Problem requirements: Collect every line in the records below that contains the word "Prijslijst".

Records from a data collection
-- -- --

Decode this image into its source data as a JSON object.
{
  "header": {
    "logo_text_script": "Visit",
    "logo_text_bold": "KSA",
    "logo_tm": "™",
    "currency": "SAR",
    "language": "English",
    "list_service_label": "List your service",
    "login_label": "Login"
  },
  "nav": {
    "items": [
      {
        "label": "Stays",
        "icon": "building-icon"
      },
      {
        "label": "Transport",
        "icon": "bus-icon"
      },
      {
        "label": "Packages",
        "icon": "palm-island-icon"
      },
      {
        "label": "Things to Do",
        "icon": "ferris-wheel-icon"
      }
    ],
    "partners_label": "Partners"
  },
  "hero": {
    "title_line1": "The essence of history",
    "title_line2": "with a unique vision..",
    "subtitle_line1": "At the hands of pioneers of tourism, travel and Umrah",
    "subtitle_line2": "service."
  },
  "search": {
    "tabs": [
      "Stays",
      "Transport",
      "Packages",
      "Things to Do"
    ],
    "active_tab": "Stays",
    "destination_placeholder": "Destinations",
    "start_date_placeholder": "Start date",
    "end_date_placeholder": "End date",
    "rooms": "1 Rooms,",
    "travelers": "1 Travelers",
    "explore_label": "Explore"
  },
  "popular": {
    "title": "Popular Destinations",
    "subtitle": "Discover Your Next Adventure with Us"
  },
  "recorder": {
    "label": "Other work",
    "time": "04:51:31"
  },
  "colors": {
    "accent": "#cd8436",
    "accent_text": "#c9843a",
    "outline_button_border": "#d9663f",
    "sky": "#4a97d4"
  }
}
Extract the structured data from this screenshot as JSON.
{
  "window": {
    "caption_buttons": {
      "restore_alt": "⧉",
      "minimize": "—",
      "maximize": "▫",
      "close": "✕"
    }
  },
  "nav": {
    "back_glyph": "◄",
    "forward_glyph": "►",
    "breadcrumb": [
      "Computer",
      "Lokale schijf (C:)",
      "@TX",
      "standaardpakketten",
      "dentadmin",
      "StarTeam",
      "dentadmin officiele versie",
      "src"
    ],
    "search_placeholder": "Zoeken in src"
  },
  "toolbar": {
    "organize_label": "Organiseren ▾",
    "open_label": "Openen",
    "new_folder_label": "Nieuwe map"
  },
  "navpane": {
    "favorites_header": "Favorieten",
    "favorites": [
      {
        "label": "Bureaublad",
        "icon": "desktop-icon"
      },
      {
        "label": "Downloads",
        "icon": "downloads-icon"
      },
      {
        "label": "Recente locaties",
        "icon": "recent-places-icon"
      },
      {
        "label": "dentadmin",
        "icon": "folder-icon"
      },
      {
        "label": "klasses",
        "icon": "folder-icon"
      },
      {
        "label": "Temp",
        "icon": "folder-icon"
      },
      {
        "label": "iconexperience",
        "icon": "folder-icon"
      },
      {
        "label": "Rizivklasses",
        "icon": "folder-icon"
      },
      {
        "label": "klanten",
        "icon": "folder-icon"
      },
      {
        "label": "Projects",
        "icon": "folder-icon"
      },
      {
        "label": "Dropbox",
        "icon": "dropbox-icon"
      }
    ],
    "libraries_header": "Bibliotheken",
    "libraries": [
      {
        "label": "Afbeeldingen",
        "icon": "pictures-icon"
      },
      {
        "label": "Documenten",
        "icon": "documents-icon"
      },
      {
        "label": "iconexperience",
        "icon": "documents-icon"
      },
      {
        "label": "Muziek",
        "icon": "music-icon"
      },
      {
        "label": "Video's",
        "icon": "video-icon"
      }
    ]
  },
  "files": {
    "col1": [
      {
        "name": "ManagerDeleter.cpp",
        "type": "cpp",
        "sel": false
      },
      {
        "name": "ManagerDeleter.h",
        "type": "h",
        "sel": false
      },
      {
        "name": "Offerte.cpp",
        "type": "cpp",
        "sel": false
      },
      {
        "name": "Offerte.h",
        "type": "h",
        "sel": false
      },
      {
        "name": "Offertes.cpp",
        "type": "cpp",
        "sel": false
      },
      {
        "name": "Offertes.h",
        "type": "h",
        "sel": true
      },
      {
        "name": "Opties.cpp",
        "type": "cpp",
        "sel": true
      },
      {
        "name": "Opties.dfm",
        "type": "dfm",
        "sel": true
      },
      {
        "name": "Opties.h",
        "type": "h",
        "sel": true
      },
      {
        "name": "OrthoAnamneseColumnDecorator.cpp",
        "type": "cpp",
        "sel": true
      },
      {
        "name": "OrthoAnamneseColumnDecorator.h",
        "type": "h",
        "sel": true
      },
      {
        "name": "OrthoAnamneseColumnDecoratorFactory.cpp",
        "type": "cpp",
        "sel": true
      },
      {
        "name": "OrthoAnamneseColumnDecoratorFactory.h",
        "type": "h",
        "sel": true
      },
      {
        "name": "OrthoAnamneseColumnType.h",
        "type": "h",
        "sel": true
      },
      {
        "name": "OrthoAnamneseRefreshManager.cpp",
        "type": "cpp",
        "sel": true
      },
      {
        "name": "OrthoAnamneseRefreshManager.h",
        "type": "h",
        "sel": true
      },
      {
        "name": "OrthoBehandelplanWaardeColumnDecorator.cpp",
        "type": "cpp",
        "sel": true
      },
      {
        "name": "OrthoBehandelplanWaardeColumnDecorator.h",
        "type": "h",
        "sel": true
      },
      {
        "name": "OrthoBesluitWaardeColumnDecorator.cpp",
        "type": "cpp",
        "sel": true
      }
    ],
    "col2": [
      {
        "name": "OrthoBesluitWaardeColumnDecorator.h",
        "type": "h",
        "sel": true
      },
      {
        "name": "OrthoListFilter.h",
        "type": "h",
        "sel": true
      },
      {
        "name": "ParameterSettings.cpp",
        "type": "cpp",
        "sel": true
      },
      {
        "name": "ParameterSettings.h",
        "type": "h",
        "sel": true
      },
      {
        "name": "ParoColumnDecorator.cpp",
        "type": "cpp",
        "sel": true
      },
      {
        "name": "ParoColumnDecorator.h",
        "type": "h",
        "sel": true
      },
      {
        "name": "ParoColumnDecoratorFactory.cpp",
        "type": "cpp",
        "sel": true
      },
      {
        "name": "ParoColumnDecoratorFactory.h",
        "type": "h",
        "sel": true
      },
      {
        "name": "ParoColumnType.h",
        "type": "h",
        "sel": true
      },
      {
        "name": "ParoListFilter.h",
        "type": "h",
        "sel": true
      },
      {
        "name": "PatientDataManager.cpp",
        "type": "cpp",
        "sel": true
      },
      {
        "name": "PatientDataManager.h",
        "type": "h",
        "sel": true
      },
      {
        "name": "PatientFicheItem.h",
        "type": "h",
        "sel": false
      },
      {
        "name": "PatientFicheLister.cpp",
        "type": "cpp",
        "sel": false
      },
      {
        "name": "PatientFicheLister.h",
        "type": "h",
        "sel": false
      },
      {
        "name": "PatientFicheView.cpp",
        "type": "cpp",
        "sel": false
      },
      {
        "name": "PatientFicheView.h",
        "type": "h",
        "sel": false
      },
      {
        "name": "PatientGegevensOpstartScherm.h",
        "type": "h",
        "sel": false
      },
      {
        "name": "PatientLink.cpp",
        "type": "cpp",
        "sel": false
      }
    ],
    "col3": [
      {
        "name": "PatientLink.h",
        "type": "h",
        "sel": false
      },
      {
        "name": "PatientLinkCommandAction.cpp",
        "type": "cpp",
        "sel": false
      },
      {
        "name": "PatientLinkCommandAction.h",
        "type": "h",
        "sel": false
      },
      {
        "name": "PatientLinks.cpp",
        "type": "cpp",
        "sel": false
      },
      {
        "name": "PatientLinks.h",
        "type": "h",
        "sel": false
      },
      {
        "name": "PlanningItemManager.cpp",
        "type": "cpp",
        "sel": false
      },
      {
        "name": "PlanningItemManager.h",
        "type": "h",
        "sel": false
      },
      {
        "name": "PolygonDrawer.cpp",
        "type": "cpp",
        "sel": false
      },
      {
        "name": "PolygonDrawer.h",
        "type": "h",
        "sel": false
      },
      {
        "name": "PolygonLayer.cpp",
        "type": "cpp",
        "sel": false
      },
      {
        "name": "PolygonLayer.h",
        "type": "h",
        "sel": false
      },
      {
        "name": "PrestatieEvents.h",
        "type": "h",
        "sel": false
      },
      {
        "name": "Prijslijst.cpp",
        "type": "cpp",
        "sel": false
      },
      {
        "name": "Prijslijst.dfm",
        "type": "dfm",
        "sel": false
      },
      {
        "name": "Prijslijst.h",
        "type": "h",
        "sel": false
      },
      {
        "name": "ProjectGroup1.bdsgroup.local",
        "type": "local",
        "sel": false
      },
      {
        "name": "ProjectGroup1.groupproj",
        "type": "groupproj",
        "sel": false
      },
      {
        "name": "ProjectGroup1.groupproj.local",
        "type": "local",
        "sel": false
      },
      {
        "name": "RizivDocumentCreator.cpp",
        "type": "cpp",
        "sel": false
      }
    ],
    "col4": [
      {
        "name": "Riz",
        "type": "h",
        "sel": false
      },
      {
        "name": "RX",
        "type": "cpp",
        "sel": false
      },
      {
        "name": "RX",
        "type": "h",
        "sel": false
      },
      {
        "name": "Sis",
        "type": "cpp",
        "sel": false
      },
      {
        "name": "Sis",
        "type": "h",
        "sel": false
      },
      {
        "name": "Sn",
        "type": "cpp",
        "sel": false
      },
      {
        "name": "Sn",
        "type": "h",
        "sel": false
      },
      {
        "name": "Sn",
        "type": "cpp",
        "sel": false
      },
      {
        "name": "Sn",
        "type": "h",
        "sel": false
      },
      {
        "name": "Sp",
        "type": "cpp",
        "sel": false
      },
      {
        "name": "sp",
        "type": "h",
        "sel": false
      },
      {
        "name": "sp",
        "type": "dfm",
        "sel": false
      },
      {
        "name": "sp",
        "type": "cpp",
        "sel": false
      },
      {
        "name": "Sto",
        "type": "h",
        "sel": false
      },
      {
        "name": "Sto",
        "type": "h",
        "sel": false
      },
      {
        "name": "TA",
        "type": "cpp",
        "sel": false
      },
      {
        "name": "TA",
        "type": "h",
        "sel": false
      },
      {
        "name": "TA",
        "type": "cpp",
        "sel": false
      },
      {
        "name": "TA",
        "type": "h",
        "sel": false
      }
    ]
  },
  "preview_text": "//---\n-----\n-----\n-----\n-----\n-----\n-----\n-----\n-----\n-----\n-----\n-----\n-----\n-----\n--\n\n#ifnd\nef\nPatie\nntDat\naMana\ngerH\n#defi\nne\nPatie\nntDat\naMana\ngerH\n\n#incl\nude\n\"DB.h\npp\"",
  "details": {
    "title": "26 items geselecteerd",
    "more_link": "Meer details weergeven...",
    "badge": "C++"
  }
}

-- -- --

Response:
        "name": "Prijslijst.cpp",
        "name": "Prijslijst.dfm",
        "name": "Prijslijst.h",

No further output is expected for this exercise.